Security, Prosperity, Democracy, and Development
Global stability and thriving, stable economies are vital to ensuring the security and welfare of all Americans. Therefore, the United States works closely with other governments, international organizations, and local institutions to promote security, prosperity, democracy, and economic development.
The videos below highlight just a few programs where American diplomats are advancing U.S. interests through initiatives on security cooperation, trade expansion, economic stability, good governance, and sustainable development.
Security in Estonia
America’s diplomats establish and maintain security within and among nations in order to respond to challenges and opportunities. In Estonia, the North Atlantic Treaty Organization (NATO) provides a secure and peaceful environment that allows Estonia to participate on the world stage.
Prosperity in Rwanda and Mauritius

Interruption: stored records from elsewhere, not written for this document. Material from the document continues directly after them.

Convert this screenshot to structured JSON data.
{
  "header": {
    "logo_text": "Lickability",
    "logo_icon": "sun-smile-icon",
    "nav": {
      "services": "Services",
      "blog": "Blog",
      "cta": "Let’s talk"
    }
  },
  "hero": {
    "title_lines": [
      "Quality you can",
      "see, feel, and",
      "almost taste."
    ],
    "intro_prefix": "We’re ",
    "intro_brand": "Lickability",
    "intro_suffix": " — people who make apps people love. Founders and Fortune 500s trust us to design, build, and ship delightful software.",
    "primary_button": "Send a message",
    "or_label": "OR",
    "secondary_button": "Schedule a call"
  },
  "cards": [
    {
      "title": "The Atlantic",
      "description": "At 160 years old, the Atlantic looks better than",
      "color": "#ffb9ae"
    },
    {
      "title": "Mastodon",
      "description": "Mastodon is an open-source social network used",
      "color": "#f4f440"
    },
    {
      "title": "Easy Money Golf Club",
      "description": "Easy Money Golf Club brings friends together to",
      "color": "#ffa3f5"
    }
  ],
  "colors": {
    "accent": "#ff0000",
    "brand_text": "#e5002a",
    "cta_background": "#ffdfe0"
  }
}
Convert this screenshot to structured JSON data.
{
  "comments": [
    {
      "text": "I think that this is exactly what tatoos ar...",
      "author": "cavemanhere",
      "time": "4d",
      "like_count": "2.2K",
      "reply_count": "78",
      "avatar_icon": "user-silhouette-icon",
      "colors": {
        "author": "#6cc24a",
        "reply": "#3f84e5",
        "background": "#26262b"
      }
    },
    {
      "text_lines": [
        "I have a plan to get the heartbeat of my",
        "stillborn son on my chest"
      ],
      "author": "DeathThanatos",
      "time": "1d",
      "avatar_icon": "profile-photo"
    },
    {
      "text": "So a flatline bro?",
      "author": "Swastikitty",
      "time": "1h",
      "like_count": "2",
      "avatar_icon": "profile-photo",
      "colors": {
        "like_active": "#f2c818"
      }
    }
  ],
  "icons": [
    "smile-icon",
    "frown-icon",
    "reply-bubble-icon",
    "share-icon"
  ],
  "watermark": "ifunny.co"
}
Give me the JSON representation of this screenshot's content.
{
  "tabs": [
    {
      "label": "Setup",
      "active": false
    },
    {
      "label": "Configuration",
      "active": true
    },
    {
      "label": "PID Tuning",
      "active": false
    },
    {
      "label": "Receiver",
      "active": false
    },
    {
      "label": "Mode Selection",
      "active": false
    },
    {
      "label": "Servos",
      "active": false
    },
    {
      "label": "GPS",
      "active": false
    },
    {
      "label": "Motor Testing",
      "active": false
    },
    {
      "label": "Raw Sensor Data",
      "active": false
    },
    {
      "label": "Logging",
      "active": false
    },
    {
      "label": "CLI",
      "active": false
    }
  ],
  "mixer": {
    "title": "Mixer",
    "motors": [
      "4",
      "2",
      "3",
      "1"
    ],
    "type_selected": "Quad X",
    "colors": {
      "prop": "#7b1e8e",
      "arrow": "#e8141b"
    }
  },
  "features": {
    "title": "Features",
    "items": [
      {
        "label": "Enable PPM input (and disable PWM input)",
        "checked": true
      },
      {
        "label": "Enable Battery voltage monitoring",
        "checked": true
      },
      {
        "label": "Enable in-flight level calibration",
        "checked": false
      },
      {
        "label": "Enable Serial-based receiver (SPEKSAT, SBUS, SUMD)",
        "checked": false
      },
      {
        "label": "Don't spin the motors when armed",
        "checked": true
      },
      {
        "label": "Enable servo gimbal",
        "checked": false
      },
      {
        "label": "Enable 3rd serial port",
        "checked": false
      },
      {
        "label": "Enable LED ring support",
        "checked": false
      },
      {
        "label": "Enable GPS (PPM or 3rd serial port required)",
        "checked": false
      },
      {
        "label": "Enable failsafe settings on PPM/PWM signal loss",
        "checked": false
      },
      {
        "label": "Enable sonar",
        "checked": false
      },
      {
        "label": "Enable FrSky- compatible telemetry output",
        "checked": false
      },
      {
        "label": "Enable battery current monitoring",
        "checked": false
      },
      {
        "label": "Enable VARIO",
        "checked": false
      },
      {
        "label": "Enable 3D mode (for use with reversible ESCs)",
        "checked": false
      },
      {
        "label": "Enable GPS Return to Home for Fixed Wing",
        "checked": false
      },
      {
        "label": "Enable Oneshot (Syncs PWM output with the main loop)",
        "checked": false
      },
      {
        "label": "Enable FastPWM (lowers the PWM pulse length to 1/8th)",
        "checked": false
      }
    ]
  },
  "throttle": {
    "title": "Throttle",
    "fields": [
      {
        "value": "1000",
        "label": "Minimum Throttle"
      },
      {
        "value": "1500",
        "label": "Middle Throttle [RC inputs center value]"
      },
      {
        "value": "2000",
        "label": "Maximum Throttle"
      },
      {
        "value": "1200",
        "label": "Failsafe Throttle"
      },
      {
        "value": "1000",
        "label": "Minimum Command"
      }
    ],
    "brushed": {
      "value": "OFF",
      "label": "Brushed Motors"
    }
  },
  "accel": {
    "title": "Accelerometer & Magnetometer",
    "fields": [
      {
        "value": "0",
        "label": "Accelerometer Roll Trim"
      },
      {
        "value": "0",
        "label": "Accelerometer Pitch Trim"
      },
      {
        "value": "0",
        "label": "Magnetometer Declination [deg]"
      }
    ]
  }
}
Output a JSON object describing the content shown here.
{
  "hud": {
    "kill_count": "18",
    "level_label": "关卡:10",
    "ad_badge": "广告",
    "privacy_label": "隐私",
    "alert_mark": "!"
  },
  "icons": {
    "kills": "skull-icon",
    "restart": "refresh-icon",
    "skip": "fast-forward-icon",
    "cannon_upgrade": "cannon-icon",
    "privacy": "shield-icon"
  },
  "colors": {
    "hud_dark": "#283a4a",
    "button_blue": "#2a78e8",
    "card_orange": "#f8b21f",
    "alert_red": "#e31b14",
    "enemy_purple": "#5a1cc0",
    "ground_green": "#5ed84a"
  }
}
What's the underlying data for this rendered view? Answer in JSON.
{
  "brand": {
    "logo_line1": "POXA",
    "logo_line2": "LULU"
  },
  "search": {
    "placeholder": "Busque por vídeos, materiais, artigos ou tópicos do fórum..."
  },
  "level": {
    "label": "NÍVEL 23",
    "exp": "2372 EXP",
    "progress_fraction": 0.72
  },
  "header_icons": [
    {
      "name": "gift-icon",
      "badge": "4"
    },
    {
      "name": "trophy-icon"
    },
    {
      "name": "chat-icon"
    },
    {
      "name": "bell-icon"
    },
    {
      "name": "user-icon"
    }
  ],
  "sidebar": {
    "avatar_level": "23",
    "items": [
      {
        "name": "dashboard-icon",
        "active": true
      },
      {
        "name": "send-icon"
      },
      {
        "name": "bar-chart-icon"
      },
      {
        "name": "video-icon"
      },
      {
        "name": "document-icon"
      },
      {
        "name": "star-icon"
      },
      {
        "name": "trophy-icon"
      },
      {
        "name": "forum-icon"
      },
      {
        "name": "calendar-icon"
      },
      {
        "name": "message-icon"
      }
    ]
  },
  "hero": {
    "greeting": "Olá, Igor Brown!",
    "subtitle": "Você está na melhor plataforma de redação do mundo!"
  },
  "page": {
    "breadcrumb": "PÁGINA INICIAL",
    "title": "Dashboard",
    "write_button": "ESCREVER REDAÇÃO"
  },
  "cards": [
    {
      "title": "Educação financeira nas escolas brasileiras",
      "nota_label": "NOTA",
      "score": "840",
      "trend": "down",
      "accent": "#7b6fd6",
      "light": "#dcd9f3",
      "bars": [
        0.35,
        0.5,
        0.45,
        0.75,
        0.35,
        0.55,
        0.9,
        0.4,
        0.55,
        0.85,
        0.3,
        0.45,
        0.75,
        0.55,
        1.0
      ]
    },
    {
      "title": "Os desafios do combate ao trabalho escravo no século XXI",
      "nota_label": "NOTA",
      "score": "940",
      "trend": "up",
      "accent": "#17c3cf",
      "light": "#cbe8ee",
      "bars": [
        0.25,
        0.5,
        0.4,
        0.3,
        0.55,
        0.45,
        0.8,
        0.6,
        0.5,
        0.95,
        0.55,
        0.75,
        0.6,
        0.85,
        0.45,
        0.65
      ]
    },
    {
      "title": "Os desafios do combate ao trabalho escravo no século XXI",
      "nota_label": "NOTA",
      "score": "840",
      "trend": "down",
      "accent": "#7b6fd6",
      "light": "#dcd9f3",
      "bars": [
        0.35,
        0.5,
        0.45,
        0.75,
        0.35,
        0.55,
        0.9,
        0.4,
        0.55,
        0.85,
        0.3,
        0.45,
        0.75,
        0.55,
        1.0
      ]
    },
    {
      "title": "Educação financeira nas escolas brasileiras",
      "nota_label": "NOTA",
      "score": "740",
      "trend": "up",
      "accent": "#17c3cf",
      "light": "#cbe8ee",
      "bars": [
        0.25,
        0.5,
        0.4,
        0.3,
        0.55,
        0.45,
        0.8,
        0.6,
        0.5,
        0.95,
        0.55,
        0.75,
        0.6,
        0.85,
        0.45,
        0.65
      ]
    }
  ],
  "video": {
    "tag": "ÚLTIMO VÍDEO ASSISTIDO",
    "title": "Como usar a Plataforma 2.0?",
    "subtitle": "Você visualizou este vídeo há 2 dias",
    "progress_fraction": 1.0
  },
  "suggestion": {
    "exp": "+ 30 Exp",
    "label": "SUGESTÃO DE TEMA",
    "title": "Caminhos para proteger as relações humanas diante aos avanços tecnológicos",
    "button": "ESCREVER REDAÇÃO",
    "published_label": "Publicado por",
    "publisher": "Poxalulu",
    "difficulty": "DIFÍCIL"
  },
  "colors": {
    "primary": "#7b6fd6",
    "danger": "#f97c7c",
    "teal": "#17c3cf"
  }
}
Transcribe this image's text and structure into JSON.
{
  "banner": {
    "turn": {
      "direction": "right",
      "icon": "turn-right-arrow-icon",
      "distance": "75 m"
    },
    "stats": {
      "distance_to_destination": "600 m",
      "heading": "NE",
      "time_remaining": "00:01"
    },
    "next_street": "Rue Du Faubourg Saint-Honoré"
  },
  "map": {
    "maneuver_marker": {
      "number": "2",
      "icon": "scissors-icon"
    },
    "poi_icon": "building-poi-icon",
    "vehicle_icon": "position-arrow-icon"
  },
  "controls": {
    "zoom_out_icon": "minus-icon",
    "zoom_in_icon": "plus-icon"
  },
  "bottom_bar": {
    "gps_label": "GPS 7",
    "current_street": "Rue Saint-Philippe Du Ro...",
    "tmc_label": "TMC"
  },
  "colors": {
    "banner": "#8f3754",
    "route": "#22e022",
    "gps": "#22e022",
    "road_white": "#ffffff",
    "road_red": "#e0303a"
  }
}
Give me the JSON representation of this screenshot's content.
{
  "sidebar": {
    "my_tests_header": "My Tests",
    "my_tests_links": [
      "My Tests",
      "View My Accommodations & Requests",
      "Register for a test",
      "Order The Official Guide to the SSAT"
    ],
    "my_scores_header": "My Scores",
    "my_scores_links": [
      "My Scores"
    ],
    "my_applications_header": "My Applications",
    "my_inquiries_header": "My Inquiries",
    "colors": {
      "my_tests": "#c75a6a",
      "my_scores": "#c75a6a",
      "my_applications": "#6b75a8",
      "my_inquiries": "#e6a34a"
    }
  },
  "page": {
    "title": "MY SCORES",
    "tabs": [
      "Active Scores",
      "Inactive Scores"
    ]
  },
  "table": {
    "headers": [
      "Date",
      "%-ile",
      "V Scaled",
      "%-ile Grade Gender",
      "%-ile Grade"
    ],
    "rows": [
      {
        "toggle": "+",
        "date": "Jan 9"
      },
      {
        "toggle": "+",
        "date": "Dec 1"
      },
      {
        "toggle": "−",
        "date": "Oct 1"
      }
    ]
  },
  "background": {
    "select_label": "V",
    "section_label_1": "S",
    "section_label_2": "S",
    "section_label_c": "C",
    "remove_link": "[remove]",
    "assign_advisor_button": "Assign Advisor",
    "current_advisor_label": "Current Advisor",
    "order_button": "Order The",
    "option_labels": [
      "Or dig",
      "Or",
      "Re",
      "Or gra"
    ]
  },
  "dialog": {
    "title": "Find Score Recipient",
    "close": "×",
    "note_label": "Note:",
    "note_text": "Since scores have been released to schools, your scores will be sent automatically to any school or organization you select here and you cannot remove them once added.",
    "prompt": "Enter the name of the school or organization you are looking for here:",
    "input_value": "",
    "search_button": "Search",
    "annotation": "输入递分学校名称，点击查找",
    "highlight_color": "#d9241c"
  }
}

America’s diplomats create political, economic, and financial foundations that allow for investment, trade, and entrepreneurship. Through multilateral programs like “Power Africa” and the “Africa Growth and Opportunity Act” (AGOA), American diplomacy leads the way toward increased economic productivity and trade opportunities between the U.S. and the African countries of Rwanda and Mauritius.
Democracy in Peru
America’s diplomats work to expand transparent, responsible, and responsive governments that support human rights and equality. In Peru, American diplomacy provides alternative development opportunities and support for strengthening that country’s rule of law and civil society, helping the country eradicate illegal drug cultivation and trade.
Development in Cambodia
America’s diplomats collaborate with nations and communities to meet the needs of citizens through better access to health care, education, and economic opportunity. The U.S. Agency for International Development (USAID) helps Cambodia to increase sustainable agricultural yields while also promoting healthy diets and environment conservation.
This video presentation was organized by the National Museum of American Diplomacy (formerly the U.S. Diplomacy Center) at the U.S. Department of State, produced by faculty and students at Brigham Young University, and generously funded by the Hearst Foundations through their support to the Diplomacy Center Foundation.